Your objective:
With no line left out, restate the data word for word.

(Data about app and page elements)
= Beginning of Section =
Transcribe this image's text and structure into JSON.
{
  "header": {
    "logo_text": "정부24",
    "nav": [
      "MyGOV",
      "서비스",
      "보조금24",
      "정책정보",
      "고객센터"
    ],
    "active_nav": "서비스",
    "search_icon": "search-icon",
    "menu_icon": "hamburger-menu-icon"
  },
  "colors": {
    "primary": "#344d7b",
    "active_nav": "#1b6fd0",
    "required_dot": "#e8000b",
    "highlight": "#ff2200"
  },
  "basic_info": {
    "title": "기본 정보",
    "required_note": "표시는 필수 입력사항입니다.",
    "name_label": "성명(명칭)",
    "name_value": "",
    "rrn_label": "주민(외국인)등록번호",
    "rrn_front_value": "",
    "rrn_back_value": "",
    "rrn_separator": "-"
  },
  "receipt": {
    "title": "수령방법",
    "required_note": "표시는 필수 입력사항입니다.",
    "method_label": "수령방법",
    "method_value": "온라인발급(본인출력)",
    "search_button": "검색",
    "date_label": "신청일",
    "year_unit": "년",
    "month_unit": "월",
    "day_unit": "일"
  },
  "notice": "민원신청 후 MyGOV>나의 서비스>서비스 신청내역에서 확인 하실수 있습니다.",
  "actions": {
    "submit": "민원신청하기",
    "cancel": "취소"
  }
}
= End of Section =
Solution:
Transcribe this image's text and structure into JSON.
{
  "header": {
    "logo_text": "정부24",
    "nav": [
      "MyGOV",
      "서비스",
      "보조금24",
      "정책정보",
      "고객센터"
    ],
    "active_nav": "서비스",
    "search_icon": "search-icon",
    "menu_icon": "hamburger-menu-icon"
  },
  "colors": {
    "primary": "#344d7b",
    "active_nav": "#1b6fd0",
    "required_dot": "#e8000b",
    "highlight": "#ff2200"
  },
  "basic_info": {
    "title": "기본 정보",
    "required_note": "표시는 필수 입력사항입니다.",
    "name_label": "성명(명칭)",
    "name_value": "",
    "rrn_label": "주민(외국인)등록번호",
    "rrn_front_value": "",
    "rrn_back_value": "",
    "rrn_separator": "-"
  },
  "receipt": {
    "title": "수령방법",
    "required_note": "표시는 필수 입력사항입니다.",
    "method_label": "수령방법",
    "method_value": "온라인발급(본인출력)",
    "search_button": "검색",
    "date_label": "신청일",
    "year_unit": "년",
    "month_unit": "월",
    "day_unit": "일"
  },
  "notice": "민원신청 후 MyGOV>나의 서비스>서비스 신청내역에서 확인 하실수 있습니다.",
  "actions": {
    "submit": "민원신청하기",
    "cancel": "취소"
  }
}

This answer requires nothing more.